» Problem description:
Search the records below for the word "rank". Copy each line where it occurs.

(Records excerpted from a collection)
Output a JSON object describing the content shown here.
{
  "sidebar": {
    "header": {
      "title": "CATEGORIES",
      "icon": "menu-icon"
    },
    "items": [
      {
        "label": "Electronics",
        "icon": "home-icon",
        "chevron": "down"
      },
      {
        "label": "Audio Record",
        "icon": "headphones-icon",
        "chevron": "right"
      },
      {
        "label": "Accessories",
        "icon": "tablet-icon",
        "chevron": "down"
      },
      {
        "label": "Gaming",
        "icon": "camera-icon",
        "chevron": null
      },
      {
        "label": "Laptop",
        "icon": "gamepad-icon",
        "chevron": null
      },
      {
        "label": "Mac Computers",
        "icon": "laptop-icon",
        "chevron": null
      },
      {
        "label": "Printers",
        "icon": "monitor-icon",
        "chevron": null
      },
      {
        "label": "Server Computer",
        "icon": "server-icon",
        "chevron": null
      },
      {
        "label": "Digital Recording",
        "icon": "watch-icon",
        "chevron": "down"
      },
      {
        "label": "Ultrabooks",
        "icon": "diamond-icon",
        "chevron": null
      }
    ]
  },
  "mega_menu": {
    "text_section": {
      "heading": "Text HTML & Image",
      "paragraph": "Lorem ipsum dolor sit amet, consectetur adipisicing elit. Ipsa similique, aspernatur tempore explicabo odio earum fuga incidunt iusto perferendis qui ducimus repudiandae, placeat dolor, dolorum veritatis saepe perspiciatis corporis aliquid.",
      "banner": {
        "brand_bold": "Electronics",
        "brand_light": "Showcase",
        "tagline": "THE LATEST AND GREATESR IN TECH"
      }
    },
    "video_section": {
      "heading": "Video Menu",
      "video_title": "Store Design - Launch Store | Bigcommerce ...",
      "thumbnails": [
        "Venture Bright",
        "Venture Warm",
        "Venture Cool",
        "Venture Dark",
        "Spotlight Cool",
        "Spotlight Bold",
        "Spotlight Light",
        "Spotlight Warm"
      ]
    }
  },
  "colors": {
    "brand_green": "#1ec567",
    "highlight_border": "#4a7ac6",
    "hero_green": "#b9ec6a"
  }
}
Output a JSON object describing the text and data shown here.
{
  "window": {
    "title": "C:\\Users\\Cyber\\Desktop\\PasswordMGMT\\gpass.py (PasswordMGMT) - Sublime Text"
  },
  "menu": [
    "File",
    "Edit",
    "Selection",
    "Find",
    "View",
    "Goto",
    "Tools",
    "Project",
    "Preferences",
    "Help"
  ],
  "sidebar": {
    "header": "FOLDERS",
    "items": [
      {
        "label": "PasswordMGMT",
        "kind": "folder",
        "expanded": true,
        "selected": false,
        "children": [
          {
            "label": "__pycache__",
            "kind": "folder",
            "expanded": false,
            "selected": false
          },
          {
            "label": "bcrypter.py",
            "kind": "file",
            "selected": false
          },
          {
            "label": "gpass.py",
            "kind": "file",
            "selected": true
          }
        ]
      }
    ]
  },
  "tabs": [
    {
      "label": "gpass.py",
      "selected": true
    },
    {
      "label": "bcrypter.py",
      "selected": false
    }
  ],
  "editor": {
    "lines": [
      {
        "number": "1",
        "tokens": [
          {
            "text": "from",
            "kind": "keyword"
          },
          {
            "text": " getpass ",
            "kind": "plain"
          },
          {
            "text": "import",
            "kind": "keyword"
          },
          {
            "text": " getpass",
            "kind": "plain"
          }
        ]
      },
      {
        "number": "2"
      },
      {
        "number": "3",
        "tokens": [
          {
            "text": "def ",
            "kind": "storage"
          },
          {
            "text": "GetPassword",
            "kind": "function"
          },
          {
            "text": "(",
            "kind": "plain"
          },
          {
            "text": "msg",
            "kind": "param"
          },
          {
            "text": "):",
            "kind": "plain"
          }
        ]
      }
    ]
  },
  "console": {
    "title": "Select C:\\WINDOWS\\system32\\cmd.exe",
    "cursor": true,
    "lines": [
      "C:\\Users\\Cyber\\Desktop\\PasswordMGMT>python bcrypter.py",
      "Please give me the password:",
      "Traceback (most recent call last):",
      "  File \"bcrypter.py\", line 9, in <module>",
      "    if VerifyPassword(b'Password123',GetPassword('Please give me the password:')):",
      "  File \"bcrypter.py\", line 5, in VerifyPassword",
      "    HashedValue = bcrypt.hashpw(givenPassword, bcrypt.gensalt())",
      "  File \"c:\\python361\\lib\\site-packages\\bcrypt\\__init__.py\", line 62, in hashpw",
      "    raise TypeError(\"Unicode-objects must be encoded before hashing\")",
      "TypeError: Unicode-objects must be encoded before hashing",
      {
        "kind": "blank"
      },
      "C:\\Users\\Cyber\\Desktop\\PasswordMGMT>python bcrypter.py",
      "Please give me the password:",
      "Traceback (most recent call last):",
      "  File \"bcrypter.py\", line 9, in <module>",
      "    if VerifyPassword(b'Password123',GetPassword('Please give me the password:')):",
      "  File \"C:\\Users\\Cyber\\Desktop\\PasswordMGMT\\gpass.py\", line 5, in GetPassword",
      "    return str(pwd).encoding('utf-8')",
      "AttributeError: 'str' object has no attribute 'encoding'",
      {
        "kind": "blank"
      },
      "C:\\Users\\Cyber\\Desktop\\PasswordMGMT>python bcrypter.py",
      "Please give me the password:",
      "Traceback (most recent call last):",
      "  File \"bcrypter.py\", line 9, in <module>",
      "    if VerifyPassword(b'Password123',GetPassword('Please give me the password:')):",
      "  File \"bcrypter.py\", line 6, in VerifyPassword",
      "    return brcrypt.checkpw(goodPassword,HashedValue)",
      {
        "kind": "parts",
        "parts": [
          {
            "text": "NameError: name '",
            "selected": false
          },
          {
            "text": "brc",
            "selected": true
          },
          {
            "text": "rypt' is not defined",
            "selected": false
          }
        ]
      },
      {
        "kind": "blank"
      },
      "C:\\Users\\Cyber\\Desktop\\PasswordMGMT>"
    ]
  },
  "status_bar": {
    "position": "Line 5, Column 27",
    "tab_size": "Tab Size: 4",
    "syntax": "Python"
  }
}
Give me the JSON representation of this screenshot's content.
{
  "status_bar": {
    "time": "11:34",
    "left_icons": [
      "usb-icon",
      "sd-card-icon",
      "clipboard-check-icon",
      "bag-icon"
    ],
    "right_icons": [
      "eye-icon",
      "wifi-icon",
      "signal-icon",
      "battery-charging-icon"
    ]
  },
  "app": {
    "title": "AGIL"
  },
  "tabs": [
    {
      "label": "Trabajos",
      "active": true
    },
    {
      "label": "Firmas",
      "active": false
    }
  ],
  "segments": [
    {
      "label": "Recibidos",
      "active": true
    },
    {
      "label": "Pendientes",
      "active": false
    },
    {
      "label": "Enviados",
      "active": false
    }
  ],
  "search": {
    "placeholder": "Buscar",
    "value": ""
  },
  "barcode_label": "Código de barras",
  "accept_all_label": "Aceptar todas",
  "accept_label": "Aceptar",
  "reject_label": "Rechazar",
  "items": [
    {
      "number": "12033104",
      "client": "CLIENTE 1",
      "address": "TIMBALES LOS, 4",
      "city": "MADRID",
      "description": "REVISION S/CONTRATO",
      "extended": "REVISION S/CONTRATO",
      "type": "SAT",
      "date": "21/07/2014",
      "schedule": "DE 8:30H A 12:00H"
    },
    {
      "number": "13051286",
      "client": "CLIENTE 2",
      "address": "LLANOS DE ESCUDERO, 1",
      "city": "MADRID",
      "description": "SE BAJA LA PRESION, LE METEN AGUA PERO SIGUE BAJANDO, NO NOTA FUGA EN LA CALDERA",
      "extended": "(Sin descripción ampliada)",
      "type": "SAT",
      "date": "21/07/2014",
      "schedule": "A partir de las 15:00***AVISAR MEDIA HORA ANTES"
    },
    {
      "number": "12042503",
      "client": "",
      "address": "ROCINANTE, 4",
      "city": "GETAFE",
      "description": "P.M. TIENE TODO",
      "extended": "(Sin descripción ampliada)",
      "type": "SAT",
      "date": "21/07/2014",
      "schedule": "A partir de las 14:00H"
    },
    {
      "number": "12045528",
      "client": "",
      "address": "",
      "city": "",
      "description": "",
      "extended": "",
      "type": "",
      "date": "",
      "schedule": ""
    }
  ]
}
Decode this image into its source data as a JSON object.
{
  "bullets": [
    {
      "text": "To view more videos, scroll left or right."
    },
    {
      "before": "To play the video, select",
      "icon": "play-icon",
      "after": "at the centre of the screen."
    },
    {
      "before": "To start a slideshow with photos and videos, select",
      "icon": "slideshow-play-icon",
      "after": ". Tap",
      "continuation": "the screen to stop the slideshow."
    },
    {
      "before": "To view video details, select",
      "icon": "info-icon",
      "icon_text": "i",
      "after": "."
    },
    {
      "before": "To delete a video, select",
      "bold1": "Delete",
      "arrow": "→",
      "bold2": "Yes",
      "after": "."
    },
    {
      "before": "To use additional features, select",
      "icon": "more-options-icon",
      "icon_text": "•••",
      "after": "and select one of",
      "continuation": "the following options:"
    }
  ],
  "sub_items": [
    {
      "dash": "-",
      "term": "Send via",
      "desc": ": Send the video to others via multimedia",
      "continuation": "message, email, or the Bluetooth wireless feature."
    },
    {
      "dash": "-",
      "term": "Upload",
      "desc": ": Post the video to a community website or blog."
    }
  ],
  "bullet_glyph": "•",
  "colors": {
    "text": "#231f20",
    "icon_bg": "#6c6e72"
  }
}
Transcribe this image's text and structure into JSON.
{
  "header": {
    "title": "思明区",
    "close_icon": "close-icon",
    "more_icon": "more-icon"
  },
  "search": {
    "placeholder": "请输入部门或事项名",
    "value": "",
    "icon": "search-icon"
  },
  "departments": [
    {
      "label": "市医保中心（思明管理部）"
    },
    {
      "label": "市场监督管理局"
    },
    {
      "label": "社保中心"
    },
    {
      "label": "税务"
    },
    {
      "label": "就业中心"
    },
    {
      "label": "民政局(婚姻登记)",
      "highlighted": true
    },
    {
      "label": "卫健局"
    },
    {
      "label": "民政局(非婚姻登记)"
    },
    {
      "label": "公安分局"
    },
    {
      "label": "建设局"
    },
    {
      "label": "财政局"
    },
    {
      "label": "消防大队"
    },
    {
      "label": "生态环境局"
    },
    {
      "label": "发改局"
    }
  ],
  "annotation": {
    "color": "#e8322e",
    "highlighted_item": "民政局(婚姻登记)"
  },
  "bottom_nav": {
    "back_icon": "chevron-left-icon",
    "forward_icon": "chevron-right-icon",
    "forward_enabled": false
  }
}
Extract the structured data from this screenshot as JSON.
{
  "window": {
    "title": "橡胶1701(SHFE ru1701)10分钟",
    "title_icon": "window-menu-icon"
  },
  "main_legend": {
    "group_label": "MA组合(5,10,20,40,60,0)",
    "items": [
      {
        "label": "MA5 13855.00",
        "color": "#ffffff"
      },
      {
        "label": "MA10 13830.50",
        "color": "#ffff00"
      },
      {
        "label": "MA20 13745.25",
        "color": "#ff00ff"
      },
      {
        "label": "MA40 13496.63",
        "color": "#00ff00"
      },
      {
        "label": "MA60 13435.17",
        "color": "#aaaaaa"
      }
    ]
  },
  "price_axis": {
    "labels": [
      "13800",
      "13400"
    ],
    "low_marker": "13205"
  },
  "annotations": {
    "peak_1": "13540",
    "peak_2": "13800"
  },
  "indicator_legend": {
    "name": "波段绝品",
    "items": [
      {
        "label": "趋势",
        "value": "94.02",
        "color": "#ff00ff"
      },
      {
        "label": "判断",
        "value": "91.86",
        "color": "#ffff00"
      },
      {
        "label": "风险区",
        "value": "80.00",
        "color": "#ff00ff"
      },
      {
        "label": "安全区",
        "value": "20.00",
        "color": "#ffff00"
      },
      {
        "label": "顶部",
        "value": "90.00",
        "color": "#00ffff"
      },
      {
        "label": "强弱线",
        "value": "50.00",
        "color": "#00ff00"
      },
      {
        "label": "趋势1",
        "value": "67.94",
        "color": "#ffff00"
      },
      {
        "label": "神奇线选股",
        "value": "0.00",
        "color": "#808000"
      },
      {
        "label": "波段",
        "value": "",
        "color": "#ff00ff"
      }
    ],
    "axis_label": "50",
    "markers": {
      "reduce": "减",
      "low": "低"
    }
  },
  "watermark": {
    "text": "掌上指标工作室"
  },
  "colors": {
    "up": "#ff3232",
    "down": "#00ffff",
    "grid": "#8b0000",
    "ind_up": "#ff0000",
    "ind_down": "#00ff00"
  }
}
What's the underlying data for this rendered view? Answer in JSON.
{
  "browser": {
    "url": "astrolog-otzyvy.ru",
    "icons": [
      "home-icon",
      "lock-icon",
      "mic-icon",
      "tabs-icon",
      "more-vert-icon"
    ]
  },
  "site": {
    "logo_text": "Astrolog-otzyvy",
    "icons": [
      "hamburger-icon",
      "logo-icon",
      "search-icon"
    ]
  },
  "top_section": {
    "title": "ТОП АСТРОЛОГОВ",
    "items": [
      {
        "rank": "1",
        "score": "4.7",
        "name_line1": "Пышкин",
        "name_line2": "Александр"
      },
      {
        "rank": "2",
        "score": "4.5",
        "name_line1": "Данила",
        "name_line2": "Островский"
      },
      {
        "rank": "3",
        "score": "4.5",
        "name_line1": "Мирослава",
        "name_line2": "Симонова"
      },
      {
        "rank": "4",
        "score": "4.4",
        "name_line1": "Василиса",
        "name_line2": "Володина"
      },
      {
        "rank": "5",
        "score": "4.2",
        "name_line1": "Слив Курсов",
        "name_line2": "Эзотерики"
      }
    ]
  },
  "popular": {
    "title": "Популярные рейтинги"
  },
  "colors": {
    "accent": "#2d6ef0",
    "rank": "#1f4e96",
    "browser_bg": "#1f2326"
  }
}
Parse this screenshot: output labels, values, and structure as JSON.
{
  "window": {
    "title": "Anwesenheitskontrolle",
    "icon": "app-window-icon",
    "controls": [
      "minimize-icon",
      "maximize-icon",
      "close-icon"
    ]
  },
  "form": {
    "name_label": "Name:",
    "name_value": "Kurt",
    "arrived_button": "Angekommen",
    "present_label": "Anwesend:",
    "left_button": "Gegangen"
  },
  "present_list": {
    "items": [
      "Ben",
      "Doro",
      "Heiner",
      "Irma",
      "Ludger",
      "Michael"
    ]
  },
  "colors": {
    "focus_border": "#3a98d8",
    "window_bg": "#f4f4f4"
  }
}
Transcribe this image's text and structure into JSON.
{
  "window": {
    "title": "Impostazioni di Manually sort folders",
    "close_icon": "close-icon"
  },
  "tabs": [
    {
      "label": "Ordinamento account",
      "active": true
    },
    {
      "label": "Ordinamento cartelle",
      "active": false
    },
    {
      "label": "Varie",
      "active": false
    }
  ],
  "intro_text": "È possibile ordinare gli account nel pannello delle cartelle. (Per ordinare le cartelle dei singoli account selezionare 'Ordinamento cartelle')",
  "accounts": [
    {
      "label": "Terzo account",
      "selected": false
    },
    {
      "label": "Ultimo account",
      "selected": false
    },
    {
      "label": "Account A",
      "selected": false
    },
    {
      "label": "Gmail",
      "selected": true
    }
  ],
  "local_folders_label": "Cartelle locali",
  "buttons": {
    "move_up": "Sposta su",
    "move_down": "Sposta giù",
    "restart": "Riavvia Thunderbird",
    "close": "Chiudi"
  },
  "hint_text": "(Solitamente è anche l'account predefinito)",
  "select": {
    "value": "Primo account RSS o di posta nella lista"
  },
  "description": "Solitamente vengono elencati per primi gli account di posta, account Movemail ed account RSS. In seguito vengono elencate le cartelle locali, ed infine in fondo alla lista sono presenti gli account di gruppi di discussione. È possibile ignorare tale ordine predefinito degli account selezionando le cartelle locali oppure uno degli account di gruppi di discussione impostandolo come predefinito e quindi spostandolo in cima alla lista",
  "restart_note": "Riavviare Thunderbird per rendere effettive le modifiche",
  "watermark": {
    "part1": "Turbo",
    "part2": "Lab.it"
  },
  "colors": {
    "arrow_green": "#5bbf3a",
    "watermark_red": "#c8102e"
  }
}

» Answer box:
        "rank": "1",
        "rank": "2",
        "rank": "3",
        "rank": "4",
        "rank": "5",
    "rank": "#1f4e96",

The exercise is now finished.